Your task is to set down the line containing "Serialize everything readable" and every later line of the entries, word for word, including the last.

Records from a dataset >>
· · ·

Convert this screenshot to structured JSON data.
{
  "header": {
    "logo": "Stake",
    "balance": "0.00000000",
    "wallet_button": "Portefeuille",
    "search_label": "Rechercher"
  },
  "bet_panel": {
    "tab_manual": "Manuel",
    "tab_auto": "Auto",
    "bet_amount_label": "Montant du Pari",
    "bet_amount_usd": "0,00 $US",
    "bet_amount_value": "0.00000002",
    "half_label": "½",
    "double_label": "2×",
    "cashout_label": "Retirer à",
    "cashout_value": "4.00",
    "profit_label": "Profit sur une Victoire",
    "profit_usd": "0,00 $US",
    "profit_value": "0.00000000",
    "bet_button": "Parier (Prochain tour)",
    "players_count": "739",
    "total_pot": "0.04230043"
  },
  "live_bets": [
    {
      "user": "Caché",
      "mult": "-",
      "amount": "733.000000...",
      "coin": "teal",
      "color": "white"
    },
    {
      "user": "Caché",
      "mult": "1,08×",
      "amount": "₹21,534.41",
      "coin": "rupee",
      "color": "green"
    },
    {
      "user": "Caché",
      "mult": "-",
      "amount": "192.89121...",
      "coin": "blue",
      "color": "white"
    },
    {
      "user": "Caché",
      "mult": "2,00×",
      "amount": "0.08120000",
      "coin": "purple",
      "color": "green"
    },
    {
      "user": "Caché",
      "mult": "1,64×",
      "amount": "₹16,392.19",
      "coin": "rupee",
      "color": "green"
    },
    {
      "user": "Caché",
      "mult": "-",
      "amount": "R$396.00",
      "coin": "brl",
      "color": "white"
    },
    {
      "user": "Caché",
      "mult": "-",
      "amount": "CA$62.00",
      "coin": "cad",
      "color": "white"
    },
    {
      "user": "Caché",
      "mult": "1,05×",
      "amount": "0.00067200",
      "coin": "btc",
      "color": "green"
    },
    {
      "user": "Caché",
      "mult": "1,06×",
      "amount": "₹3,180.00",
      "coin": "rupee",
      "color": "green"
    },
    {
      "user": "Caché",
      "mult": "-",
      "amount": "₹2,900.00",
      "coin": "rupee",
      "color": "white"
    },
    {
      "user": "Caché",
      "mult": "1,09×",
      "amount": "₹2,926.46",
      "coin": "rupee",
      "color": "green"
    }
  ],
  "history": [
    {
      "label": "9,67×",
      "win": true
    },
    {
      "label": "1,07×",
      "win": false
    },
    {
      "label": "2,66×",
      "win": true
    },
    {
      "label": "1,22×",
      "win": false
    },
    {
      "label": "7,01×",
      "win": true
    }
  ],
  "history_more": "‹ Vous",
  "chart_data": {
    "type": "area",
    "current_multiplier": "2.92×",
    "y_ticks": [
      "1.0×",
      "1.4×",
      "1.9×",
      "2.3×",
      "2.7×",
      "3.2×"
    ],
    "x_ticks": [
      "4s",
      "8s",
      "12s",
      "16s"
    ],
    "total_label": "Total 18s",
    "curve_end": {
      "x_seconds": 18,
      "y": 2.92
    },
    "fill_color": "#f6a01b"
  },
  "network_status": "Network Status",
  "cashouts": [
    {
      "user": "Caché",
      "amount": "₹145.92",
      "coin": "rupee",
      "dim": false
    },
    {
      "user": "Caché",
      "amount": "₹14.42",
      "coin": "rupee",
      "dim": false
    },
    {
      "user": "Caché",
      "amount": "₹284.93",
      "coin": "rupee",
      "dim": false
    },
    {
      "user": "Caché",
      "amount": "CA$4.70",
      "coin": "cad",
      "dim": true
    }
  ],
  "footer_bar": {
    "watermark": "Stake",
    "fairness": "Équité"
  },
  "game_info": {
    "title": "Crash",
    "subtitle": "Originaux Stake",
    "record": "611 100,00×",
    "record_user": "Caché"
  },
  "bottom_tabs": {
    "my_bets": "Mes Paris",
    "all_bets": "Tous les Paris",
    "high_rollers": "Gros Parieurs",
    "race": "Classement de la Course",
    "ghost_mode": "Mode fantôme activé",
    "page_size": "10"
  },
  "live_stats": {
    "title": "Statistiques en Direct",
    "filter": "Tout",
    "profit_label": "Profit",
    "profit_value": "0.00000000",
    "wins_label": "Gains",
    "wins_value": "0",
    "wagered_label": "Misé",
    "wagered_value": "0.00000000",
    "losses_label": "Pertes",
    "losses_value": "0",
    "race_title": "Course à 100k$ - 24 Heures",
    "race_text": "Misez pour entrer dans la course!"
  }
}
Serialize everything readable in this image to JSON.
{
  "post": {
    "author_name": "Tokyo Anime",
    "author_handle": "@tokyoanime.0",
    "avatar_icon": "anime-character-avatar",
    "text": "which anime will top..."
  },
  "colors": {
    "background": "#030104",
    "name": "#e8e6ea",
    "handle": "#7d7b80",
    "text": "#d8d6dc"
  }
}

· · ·

Exercise solution >>
Serialize everything readable in this image to JSON.
{
  "post": {
    "author_name": "Tokyo Anime",
    "author_handle": "@tokyoanime.0",
    "avatar_icon": "anime-character-avatar",
    "text": "which anime will top..."
  },
  "colors": {
    "background": "#030104",
    "name": "#e8e6ea",
    "handle": "#7d7b80",
    "text": "#d8d6dc"
  }
}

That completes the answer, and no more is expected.